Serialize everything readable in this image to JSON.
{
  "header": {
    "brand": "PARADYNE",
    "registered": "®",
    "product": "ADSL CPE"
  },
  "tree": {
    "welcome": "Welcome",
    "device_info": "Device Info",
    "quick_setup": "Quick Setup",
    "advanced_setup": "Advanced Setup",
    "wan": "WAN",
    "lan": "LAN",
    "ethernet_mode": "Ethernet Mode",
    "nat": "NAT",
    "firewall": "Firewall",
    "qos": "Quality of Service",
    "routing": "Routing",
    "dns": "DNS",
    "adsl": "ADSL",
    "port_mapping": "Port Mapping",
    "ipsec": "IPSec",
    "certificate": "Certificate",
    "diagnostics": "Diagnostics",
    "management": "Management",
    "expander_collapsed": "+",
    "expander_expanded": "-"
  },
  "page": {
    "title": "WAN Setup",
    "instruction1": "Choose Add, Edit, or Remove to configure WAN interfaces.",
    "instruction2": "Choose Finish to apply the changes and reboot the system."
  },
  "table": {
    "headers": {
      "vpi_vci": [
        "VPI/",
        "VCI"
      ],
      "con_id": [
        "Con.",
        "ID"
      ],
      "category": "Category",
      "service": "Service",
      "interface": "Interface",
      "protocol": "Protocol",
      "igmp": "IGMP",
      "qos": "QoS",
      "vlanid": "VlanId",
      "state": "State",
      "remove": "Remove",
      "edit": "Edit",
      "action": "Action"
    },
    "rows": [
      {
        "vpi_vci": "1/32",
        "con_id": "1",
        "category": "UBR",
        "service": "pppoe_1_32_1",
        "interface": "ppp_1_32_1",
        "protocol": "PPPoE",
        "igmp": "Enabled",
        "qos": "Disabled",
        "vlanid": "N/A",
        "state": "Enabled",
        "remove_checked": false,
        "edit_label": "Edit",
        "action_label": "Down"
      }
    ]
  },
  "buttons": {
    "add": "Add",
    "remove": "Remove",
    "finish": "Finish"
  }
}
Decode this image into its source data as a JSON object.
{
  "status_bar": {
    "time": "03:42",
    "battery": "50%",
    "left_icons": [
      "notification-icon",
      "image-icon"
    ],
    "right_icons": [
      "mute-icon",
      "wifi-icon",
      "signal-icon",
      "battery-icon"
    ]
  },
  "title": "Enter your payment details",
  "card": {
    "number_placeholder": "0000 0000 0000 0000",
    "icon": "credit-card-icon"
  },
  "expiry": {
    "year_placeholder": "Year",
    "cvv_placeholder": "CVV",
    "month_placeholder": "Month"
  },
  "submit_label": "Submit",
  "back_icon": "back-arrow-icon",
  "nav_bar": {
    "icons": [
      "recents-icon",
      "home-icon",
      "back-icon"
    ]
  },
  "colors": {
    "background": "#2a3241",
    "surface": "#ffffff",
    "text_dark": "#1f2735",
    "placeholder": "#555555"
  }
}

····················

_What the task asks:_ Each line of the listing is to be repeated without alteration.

_Response for this exercise:_
Serialize everything readable in this image to JSON.
{
  "header": {
    "brand": "PARADYNE",
    "registered": "®",
    "product": "ADSL CPE"
  },
  "tree": {
    "welcome": "Welcome",
    "device_info": "Device Info",
    "quick_setup": "Quick Setup",
    "advanced_setup": "Advanced Setup",
    "wan": "WAN",
    "lan": "LAN",
    "ethernet_mode": "Ethernet Mode",
    "nat": "NAT",
    "firewall": "Firewall",
    "qos": "Quality of Service",
    "routing": "Routing",
    "dns": "DNS",
    "adsl": "ADSL",
    "port_mapping": "Port Mapping",
    "ipsec": "IPSec",
    "certificate": "Certificate",
    "diagnostics": "Diagnostics",
    "management": "Management",
    "expander_collapsed": "+",
    "expander_expanded": "-"
  },
  "page": {
    "title": "WAN Setup",
    "instruction1": "Choose Add, Edit, or Remove to configure WAN interfaces.",
    "instruction2": "Choose Finish to apply the changes and reboot the system."
  },
  "table": {
    "headers": {
      "vpi_vci": [
        "VPI/",
        "VCI"
      ],
      "con_id": [
        "Con.",
        "ID"
      ],
      "category": "Category",
      "service": "Service",
      "interface": "Interface",
      "protocol": "Protocol",
      "igmp": "IGMP",
      "qos": "QoS",
      "vlanid": "VlanId",
      "state": "State",
      "remove": "Remove",
      "edit": "Edit",
      "action": "Action"
    },
    "rows": [
      {
        "vpi_vci": "1/32",
        "con_id": "1",
        "category": "UBR",
        "service": "pppoe_1_32_1",
        "interface": "ppp_1_32_1",
        "protocol": "PPPoE",
        "igmp": "Enabled",
        "qos": "Disabled",
        "vlanid": "N/A",
        "state": "Enabled",
        "remove_checked": false,
        "edit_label": "Edit",
        "action_label": "Down"
      }
    ]
  },
  "buttons": {
    "add": "Add",
    "remove": "Remove",
    "finish": "Finish"
  }
}
Decode this image into its source data as a JSON object.
{
  "status_bar": {
    "time": "03:42",
    "battery": "50%",
    "left_icons": [
      "notification-icon",
      "image-icon"
    ],
    "right_icons": [
      "mute-icon",
      "wifi-icon",
      "signal-icon",
      "battery-icon"
    ]
  },
  "title": "Enter your payment details",
  "card": {
    "number_placeholder": "0000 0000 0000 0000",
    "icon": "credit-card-icon"
  },
  "expiry": {
    "year_placeholder": "Year",
    "cvv_placeholder": "CVV",
    "month_placeholder": "Month"
  },
  "submit_label": "Submit",
  "back_icon": "back-arrow-icon",
  "nav_bar": {
    "icons": [
      "recents-icon",
      "home-icon",
      "back-icon"
    ]
  },
  "colors": {
    "background": "#2a3241",
    "surface": "#ffffff",
    "text_dark": "#1f2735",
    "placeholder": "#555555"
  }
}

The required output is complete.